*Task instructions*.
Take each line from the material below that includes the string "true" and copy it.

*Data records*.
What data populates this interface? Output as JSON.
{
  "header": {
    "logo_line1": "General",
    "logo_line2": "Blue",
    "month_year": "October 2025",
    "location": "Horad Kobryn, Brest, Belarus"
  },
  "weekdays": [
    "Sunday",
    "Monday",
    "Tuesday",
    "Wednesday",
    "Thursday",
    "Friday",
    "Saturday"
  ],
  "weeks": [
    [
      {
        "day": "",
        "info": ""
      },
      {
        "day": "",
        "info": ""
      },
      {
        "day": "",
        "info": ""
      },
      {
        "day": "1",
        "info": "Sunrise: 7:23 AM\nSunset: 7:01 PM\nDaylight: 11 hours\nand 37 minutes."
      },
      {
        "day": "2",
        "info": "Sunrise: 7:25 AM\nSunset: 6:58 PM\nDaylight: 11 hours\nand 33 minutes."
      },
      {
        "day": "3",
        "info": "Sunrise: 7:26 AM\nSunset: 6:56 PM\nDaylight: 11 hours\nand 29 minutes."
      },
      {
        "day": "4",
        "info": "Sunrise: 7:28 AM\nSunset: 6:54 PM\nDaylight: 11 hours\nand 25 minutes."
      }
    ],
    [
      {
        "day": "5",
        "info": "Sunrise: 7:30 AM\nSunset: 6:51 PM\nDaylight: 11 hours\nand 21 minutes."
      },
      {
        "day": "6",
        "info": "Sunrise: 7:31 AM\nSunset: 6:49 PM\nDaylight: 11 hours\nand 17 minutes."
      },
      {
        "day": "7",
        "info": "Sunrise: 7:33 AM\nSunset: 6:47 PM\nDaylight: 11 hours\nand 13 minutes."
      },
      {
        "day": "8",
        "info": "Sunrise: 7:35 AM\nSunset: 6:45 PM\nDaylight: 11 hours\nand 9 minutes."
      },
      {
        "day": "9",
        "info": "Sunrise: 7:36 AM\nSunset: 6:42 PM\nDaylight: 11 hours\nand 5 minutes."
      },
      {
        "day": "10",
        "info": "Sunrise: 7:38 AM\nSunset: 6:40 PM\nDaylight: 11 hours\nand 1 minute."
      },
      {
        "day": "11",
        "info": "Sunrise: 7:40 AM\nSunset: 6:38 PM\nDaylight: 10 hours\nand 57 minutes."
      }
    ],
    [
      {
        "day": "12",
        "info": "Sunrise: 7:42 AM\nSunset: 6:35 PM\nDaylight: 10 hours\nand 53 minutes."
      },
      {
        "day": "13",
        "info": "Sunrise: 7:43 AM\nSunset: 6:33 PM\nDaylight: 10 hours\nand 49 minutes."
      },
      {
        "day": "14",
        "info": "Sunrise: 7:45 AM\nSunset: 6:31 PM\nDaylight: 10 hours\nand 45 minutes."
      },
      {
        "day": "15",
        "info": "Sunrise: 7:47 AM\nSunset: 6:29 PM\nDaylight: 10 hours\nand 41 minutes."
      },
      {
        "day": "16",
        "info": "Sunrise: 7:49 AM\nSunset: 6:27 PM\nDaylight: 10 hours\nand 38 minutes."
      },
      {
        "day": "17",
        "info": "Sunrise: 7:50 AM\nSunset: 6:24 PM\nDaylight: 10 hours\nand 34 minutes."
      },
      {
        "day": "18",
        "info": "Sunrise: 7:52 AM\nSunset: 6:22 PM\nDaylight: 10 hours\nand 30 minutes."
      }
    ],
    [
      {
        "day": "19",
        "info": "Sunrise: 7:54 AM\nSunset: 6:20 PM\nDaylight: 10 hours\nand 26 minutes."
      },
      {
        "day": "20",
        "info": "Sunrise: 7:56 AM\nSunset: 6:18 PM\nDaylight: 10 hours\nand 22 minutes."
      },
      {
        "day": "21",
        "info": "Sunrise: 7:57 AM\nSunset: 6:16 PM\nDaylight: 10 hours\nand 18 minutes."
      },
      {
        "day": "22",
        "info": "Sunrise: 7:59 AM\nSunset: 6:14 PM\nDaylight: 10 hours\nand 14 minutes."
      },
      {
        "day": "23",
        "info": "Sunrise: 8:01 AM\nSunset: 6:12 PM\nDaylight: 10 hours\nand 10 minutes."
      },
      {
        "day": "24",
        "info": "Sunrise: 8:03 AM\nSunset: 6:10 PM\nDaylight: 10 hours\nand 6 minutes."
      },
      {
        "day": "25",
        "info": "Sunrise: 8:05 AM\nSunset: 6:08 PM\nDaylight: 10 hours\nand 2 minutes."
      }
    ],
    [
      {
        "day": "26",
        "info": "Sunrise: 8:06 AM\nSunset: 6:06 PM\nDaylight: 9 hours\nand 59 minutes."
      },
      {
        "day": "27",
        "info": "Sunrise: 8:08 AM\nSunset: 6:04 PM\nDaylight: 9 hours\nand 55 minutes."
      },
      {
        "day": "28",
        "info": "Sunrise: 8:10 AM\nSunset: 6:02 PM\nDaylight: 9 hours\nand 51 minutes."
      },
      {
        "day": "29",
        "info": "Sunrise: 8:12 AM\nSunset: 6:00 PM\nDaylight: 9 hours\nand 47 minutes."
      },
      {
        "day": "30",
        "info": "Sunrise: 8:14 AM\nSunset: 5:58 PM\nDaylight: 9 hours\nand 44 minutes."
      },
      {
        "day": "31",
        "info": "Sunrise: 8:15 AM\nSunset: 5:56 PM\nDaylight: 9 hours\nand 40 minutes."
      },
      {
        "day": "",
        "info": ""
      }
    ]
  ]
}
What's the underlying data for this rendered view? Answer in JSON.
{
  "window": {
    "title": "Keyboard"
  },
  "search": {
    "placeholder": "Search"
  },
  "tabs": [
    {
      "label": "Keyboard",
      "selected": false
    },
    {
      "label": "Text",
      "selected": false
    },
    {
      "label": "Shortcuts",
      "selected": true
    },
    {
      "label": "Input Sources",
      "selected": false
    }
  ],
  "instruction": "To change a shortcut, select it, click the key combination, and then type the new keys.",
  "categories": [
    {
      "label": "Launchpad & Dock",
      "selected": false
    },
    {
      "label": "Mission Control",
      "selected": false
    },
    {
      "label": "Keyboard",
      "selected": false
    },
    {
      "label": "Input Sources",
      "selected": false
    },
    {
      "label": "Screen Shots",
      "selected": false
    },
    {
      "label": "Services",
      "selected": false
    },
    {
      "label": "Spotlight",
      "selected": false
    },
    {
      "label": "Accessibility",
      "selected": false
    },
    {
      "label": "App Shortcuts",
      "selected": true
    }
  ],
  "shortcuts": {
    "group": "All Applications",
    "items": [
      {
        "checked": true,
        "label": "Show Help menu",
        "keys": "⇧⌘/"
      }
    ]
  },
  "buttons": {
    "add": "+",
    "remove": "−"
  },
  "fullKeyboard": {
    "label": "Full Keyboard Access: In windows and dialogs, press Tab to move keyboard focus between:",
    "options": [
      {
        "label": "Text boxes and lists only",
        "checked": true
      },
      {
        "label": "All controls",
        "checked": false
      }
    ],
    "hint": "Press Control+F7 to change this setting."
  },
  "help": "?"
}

*Solution to the problem*.
      "selected": true
      "selected": true
        "checked": true,
        "checked": true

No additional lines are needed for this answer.